The passing of bell hooks — the Black feminist, the cultural critic, the philosopher, the gadfly, the storyteller, the love warrior — has, unfortunately, removed some of the righteous and necessary rage from of our world. When we stand in silence (without that necessary rage) in the face of various forms of assault, violence and injustice against other human beings, we are, for bell, complicit. Rage, though counterintuitive, can function as a site of healing, responsibility, growth and love. Another profound insight that bell shared with me during my interview with her at The New York Times (“The Stone”) involves Zen master Thich Nhat Hanh. When bell complained of being filled with anger, Hanh suggested that she take her anger, her rage, and use it generatively. He said to bell, “Well, you know, hold on to your anger, and use it as compost for your garden.” This is a powerful process of recycling anger and rage, of deploying it for the purpose of personal and collective evolution.
I want my students to experience rage against injustice and all forms of deception and inhumanity. Within this context, rage is a beautiful thing, a desideratum. It is necessary because so much hatred exists. In Killing Rage, bell writes about how Black rage is seen “as always and only pathological rather than as a just response to an unjust situation.” As bell would say, the real and present danger is violence against humanity. If we are to talk about ending rage, then we must talk about ending violence against humanity and the earth. For bell, we must take control of “rage and move it beyond fruitless scapegoating of any group, linking it instead to a passion for freedom and justice that illuminates, heals, and makes redemptive struggle possible.”
I will miss my phone calls with bell. The world will miss the gift of her existential presence, her uncompromised voice. Yet, her work will live on, and we will be sure to engage what she calls “working with the work.” She explains, “So if somebody comes up to me, and they have one of those bell hooks books that’s abused and battered, and every page is underlined, I know they’ve been working with the work. And that’s where it is for me.”

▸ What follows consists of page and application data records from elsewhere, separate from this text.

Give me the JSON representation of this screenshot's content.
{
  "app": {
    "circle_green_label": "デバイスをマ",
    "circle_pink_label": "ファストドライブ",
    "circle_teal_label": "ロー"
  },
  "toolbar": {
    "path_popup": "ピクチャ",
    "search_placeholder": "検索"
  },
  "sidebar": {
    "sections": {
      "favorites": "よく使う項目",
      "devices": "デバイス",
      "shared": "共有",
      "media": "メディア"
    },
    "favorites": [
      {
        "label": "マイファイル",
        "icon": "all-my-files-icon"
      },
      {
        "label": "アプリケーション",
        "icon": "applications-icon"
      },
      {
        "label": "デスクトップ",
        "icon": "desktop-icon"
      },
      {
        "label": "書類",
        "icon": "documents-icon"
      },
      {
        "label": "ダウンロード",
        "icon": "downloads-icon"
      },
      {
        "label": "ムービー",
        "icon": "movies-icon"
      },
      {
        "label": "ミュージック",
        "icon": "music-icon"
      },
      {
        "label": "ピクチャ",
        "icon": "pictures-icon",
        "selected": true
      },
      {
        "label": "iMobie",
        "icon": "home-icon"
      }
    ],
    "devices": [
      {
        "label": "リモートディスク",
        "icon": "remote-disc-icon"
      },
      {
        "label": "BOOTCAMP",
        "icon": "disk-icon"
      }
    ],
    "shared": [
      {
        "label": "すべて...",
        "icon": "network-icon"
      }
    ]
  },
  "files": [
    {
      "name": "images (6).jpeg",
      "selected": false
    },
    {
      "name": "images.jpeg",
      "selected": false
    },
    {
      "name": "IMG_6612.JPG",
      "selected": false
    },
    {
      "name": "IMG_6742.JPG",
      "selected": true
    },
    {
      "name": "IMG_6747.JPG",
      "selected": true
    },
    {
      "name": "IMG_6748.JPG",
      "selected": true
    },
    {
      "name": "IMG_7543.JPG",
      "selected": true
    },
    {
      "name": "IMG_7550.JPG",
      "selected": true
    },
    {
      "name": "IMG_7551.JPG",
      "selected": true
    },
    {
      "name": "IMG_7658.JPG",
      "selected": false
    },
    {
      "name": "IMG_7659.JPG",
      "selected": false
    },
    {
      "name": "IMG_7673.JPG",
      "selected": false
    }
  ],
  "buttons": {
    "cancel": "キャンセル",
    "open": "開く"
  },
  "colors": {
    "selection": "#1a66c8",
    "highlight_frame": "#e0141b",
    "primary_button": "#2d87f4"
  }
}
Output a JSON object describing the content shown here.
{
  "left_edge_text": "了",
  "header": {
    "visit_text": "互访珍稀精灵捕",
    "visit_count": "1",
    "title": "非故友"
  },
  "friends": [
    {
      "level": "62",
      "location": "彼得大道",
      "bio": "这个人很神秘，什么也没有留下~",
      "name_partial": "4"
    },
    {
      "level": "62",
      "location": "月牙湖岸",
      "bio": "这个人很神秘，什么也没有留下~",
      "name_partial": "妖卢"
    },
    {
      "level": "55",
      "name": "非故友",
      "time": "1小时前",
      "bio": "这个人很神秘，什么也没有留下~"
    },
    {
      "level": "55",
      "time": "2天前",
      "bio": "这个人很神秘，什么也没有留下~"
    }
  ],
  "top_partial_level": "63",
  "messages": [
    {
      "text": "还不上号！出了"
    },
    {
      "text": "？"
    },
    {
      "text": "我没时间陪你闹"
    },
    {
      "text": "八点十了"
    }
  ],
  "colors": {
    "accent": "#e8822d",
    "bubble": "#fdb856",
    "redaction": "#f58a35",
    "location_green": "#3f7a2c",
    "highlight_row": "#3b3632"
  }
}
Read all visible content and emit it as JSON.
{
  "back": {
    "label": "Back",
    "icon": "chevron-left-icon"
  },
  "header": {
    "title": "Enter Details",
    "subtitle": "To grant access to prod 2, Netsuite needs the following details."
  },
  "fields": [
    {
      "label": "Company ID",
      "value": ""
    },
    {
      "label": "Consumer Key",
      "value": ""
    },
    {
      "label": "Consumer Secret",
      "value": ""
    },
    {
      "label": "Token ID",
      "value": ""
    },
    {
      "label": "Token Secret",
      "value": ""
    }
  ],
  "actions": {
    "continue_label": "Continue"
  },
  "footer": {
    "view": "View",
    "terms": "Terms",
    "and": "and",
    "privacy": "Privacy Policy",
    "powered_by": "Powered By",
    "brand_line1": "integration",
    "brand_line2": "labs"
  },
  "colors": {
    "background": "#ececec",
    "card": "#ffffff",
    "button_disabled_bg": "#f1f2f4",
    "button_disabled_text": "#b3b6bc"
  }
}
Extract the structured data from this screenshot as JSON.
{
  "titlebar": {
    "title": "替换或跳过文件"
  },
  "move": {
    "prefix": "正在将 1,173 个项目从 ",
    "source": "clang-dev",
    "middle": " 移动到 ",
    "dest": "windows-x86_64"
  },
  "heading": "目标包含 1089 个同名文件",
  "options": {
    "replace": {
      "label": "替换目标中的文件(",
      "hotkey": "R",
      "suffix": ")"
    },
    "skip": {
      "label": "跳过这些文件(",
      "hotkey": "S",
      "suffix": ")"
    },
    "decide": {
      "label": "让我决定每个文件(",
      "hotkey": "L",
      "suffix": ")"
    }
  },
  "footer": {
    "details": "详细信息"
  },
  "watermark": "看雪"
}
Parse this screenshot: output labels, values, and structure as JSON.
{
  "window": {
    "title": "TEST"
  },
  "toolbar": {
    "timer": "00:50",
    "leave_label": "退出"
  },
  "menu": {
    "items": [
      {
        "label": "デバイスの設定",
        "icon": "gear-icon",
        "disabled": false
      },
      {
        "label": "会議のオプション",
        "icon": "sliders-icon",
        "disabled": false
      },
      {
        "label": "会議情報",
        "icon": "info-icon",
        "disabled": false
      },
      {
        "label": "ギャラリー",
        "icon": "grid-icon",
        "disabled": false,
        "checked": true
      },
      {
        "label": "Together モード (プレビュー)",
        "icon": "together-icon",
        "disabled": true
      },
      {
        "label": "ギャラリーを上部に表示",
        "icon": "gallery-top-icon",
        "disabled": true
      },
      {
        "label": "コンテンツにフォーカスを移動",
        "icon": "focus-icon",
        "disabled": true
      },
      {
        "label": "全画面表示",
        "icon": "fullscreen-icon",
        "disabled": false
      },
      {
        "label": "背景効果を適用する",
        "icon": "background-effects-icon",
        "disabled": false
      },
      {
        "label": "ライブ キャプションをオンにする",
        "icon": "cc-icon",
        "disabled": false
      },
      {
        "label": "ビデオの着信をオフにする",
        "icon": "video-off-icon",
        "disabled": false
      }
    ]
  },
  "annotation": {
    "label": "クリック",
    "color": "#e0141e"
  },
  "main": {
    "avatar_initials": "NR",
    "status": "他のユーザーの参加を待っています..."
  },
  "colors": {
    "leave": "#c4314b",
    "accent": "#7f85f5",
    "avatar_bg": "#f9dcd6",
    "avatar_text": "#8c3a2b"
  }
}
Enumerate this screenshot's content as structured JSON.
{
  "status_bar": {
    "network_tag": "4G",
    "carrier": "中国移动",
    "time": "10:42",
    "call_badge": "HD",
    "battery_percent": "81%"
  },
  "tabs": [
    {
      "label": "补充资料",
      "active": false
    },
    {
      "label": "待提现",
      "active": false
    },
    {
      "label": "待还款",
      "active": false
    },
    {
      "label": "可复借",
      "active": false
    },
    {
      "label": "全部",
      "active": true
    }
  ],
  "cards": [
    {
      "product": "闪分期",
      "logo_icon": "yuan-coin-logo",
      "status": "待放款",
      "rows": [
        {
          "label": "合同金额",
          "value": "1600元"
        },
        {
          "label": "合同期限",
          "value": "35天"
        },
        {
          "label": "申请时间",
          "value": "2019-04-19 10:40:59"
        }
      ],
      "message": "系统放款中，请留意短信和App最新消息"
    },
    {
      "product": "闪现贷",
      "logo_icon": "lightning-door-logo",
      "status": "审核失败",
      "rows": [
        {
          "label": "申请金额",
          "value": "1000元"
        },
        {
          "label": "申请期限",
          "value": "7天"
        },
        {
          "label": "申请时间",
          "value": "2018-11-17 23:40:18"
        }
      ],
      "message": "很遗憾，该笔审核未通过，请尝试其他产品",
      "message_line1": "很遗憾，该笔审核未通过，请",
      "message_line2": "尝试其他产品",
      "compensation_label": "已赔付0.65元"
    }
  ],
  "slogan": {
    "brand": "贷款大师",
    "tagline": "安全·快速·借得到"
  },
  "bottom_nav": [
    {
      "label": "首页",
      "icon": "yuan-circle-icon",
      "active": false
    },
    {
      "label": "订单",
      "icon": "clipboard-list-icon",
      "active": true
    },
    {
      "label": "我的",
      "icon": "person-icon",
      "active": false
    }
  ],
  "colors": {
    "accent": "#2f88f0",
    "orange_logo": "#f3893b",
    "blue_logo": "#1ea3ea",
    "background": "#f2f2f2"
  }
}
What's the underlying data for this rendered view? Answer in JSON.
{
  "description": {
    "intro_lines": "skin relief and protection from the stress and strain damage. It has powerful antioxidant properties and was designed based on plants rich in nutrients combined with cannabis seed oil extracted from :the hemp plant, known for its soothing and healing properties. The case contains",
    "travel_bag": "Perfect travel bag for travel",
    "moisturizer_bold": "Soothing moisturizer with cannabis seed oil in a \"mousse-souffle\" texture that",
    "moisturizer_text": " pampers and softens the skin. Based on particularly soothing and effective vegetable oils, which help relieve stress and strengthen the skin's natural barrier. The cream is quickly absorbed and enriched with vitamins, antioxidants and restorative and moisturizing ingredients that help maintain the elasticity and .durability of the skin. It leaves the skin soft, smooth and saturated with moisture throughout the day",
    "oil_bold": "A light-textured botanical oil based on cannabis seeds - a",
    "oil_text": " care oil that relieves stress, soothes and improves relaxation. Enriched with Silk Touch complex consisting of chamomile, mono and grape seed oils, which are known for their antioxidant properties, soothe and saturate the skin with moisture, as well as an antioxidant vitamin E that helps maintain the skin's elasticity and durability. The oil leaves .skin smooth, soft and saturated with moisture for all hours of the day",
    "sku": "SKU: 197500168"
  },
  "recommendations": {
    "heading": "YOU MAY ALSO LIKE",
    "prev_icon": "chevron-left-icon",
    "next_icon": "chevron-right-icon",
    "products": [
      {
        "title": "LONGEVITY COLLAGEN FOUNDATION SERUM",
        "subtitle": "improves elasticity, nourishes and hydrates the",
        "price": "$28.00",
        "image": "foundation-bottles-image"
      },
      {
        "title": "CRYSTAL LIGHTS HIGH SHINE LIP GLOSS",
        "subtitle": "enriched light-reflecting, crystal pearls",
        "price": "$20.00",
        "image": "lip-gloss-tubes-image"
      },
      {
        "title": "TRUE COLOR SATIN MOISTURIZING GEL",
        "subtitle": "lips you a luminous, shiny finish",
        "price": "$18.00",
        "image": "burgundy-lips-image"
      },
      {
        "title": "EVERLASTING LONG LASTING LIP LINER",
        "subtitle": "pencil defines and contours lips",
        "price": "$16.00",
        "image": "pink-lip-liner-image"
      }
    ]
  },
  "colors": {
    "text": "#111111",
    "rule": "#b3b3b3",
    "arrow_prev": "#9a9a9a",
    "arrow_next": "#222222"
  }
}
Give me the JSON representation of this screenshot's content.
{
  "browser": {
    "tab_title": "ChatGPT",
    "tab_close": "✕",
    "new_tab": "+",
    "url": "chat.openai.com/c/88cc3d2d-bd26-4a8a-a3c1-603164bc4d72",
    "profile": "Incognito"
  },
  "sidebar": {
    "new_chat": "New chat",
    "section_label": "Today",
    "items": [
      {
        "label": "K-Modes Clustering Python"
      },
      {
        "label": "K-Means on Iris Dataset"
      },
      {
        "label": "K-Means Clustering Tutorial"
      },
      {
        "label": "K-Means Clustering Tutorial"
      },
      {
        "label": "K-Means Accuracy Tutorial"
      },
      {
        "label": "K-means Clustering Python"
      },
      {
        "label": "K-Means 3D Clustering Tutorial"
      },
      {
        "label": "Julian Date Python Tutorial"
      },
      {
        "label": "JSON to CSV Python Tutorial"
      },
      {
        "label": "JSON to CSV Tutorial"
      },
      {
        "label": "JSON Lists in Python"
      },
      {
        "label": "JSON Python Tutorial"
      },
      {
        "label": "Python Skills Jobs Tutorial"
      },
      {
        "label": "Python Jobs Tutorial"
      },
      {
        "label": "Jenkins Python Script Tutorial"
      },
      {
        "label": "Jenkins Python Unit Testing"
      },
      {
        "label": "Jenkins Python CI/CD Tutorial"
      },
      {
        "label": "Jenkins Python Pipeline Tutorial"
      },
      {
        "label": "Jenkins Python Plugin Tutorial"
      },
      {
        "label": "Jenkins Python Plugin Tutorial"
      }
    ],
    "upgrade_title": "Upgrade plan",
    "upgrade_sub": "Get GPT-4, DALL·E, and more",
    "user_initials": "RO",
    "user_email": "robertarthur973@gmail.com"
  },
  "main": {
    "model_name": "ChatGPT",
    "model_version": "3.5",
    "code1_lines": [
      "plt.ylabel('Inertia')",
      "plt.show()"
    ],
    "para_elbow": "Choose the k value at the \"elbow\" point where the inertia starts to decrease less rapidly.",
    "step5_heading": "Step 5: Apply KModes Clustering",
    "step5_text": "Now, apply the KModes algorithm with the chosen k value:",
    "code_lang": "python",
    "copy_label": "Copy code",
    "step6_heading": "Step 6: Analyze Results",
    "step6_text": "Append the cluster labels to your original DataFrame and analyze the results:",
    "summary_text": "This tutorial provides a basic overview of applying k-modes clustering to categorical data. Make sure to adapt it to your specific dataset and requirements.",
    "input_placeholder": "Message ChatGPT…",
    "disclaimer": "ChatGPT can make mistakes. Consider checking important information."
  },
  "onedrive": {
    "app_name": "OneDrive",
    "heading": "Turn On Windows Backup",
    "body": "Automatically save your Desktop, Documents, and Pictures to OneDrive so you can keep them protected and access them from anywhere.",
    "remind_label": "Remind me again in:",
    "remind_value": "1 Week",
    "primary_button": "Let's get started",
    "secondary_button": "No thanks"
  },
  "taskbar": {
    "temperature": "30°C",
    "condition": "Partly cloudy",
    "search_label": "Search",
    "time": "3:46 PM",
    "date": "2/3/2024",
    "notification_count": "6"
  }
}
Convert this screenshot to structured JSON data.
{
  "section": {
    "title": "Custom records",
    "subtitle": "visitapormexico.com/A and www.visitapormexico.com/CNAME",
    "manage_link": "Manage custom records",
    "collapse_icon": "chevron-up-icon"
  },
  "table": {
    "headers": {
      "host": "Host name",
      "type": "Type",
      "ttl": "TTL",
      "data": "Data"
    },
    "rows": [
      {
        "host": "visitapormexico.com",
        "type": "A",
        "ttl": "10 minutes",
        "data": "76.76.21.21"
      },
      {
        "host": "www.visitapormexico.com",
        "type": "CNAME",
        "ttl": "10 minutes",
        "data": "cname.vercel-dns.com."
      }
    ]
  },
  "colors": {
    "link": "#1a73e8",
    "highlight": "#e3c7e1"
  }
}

We rage on with you, bell, working with the work, and teaching to transgress for liberation.
George Yancy is the Samuel Candler Dobbs professor of philosophy at Emory University and a Montgomery fellow at Dartmouth College. He is also the University of Pennsylvania’s inaugural fellow in the Provost’s Distinguished Faculty Fellowship Program (2019-2020 academic year). He is the author, editor and co-editor of over 20 books, including Black Bodies, White Gazes; Look, A White; Backlash: What Happens When We Talk Honestly about Racism in America; and Across Black Spaces: Essays and Interviews from an American Philosopher published by Rowman & Littlefield in 2020.